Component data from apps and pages
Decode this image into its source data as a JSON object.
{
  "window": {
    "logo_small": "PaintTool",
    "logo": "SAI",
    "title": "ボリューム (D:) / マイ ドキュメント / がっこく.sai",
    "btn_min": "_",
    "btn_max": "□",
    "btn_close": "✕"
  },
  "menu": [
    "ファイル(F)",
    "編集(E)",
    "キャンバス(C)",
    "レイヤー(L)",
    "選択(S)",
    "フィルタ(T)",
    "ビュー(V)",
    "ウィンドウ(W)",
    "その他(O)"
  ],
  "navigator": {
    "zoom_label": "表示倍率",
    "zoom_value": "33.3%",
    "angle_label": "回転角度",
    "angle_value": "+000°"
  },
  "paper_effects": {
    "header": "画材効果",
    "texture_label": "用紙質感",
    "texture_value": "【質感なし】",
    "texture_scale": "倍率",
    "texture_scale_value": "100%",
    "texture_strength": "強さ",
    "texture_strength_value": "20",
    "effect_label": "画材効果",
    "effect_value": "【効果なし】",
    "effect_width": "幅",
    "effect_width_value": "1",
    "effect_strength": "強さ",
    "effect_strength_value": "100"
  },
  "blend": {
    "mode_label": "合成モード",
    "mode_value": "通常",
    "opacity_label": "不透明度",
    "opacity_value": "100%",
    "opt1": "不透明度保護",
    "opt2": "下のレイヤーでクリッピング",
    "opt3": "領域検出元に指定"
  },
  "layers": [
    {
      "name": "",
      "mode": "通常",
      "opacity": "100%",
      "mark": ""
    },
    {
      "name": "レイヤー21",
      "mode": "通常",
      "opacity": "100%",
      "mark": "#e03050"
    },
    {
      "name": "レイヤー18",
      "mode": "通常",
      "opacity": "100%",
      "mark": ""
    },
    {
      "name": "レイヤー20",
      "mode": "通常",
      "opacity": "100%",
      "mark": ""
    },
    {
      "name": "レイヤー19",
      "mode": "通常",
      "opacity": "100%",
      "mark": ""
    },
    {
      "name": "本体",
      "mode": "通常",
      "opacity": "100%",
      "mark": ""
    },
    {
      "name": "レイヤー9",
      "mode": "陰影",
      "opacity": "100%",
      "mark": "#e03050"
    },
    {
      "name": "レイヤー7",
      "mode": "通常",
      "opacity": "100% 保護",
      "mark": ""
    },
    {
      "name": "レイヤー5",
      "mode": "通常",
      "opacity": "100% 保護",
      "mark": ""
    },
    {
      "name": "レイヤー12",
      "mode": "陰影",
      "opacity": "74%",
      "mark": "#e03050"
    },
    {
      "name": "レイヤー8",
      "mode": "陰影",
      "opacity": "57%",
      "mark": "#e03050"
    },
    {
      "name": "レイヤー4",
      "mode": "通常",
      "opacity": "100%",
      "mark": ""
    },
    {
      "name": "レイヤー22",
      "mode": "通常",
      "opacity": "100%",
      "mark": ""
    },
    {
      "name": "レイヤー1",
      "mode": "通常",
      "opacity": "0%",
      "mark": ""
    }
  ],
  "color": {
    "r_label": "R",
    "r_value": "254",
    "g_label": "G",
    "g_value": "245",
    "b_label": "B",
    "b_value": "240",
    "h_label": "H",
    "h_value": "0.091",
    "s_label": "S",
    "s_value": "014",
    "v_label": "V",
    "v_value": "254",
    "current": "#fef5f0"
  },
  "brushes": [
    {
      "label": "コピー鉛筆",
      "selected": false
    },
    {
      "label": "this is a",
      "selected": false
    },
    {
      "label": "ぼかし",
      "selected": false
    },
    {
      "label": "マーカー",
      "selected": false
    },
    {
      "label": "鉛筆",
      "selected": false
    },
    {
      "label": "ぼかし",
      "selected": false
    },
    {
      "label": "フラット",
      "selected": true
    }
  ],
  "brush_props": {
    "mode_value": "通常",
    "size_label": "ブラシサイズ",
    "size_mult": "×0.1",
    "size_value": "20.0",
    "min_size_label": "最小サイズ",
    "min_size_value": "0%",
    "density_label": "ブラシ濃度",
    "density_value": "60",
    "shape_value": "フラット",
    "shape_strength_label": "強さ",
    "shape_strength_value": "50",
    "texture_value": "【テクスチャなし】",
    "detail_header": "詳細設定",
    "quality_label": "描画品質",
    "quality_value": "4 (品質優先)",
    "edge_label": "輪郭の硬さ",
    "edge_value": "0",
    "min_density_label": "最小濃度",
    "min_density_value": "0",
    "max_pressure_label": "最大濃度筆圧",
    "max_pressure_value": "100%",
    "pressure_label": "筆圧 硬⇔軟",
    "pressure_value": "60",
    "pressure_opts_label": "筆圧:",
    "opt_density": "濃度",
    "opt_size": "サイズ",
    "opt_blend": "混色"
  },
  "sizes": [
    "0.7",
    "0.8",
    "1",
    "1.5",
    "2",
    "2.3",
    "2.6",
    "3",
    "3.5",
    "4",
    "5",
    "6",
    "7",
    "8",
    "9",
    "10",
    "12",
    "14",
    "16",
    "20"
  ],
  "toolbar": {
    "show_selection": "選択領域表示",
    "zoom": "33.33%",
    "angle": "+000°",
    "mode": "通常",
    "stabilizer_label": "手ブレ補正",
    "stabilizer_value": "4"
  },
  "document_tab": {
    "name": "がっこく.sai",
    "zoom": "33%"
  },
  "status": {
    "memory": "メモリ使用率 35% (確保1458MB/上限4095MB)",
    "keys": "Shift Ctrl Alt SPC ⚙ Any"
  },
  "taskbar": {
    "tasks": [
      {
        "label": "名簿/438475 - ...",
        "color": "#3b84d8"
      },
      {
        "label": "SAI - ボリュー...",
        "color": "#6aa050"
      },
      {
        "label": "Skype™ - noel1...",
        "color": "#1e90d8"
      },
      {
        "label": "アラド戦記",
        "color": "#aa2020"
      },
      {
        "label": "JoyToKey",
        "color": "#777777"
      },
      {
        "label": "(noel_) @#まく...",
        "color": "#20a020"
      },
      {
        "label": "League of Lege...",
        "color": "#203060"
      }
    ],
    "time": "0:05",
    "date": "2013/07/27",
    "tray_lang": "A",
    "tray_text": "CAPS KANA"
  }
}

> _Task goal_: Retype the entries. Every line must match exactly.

> _Solution for this exercise_:
Decode this image into its source data as a JSON object.
{
  "window": {
    "logo_small": "PaintTool",
    "logo": "SAI",
    "title": "ボリューム (D:) / マイ ドキュメント / がっこく.sai",
    "btn_min": "_",
    "btn_max": "□",
    "btn_close": "✕"
  },
  "menu": [
    "ファイル(F)",
    "編集(E)",
    "キャンバス(C)",
    "レイヤー(L)",
    "選択(S)",
    "フィルタ(T)",
    "ビュー(V)",
    "ウィンドウ(W)",
    "その他(O)"
  ],
  "navigator": {
    "zoom_label": "表示倍率",
    "zoom_value": "33.3%",
    "angle_label": "回転角度",
    "angle_value": "+000°"
  },
  "paper_effects": {
    "header": "画材効果",
    "texture_label": "用紙質感",
    "texture_value": "【質感なし】",
    "texture_scale": "倍率",
    "texture_scale_value": "100%",
    "texture_strength": "強さ",
    "texture_strength_value": "20",
    "effect_label": "画材効果",
    "effect_value": "【効果なし】",
    "effect_width": "幅",
    "effect_width_value": "1",
    "effect_strength": "強さ",
    "effect_strength_value": "100"
  },
  "blend": {
    "mode_label": "合成モード",
    "mode_value": "通常",
    "opacity_label": "不透明度",
    "opacity_value": "100%",
    "opt1": "不透明度保護",
    "opt2": "下のレイヤーでクリッピング",
    "opt3": "領域検出元に指定"
  },
  "layers": [
    {
      "name": "",
      "mode": "通常",
      "opacity": "100%",
      "mark": ""
    },
    {
      "name": "レイヤー21",
      "mode": "通常",
      "opacity": "100%",
      "mark": "#e03050"
    },
    {
      "name": "レイヤー18",
      "mode": "通常",
      "opacity": "100%",
      "mark": ""
    },
    {
      "name": "レイヤー20",
      "mode": "通常",
      "opacity": "100%",
      "mark": ""
    },
    {
      "name": "レイヤー19",
      "mode": "通常",
      "opacity": "100%",
      "mark": ""
    },
    {
      "name": "本体",
      "mode": "通常",
      "opacity": "100%",
      "mark": ""
    },
    {
      "name": "レイヤー9",
      "mode": "陰影",
      "opacity": "100%",
      "mark": "#e03050"
    },
    {
      "name": "レイヤー7",
      "mode": "通常",
      "opacity": "100% 保護",
      "mark": ""
    },
    {
      "name": "レイヤー5",
      "mode": "通常",
      "opacity": "100% 保護",
      "mark": ""
    },
    {
      "name": "レイヤー12",
      "mode": "陰影",
      "opacity": "74%",
      "mark": "#e03050"
    },
    {
      "name": "レイヤー8",
      "mode": "陰影",
      "opacity": "57%",
      "mark": "#e03050"
    },
    {
      "name": "レイヤー4",
      "mode": "通常",
      "opacity": "100%",
      "mark": ""
    },
    {
      "name": "レイヤー22",
      "mode": "通常",
      "opacity": "100%",
      "mark": ""
    },
    {
      "name": "レイヤー1",
      "mode": "通常",
      "opacity": "0%",
      "mark": ""
    }
  ],
  "color": {
    "r_label": "R",
    "r_value": "254",
    "g_label": "G",
    "g_value": "245",
    "b_label": "B",
    "b_value": "240",
    "h_label": "H",
    "h_value": "0.091",
    "s_label": "S",
    "s_value": "014",
    "v_label": "V",
    "v_value": "254",
    "current": "#fef5f0"
  },
  "brushes": [
    {
      "label": "コピー鉛筆",
      "selected": false
    },
    {
      "label": "this is a",
      "selected": false
    },
    {
      "label": "ぼかし",
      "selected": false
    },
    {
      "label": "マーカー",
      "selected": false
    },
    {
      "label": "鉛筆",
      "selected": false
    },
    {
      "label": "ぼかし",
      "selected": false
    },
    {
      "label": "フラット",
      "selected": true
    }
  ],
  "brush_props": {
    "mode_value": "通常",
    "size_label": "ブラシサイズ",
    "size_mult": "×0.1",
    "size_value": "20.0",
    "min_size_label": "最小サイズ",
    "min_size_value": "0%",
    "density_label": "ブラシ濃度",
    "density_value": "60",
    "shape_value": "フラット",
    "shape_strength_label": "強さ",
    "shape_strength_value": "50",
    "texture_value": "【テクスチャなし】",
    "detail_header": "詳細設定",
    "quality_label": "描画品質",
    "quality_value": "4 (品質優先)",
    "edge_label": "輪郭の硬さ",
    "edge_value": "0",
    "min_density_label": "最小濃度",
    "min_density_value": "0",
    "max_pressure_label": "最大濃度筆圧",
    "max_pressure_value": "100%",
    "pressure_label": "筆圧 硬⇔軟",
    "pressure_value": "60",
    "pressure_opts_label": "筆圧:",
    "opt_density": "濃度",
    "opt_size": "サイズ",
    "opt_blend": "混色"
  },
  "sizes": [
    "0.7",
    "0.8",
    "1",
    "1.5",
    "2",
    "2.3",
    "2.6",
    "3",
    "3.5",
    "4",
    "5",
    "6",
    "7",
    "8",
    "9",
    "10",
    "12",
    "14",
    "16",
    "20"
  ],
  "toolbar": {
    "show_selection": "選択領域表示",
    "zoom": "33.33%",
    "angle": "+000°",
    "mode": "通常",
    "stabilizer_label": "手ブレ補正",
    "stabilizer_value": "4"
  },
  "document_tab": {
    "name": "がっこく.sai",
    "zoom": "33%"
  },
  "status": {
    "memory": "メモリ使用率 35% (確保1458MB/上限4095MB)",
    "keys": "Shift Ctrl Alt SPC ⚙ Any"
  },
  "taskbar": {
    "tasks": [
      {
        "label": "名簿/438475 - ...",
        "color": "#3b84d8"
      },
      {
        "label": "SAI - ボリュー...",
        "color": "#6aa050"
      },
      {
        "label": "Skype™ - noel1...",
        "color": "#1e90d8"
      },
      {
        "label": "アラド戦記",
        "color": "#aa2020"
      },
      {
        "label": "JoyToKey",
        "color": "#777777"
      },
      {
        "label": "(noel_) @#まく...",
        "color": "#20a020"
      },
      {
        "label": "League of Lege...",
        "color": "#203060"
      }
    ],
    "time": "0:05",
    "date": "2013/07/27",
    "tray_lang": "A",
    "tray_text": "CAPS KANA"
  }
}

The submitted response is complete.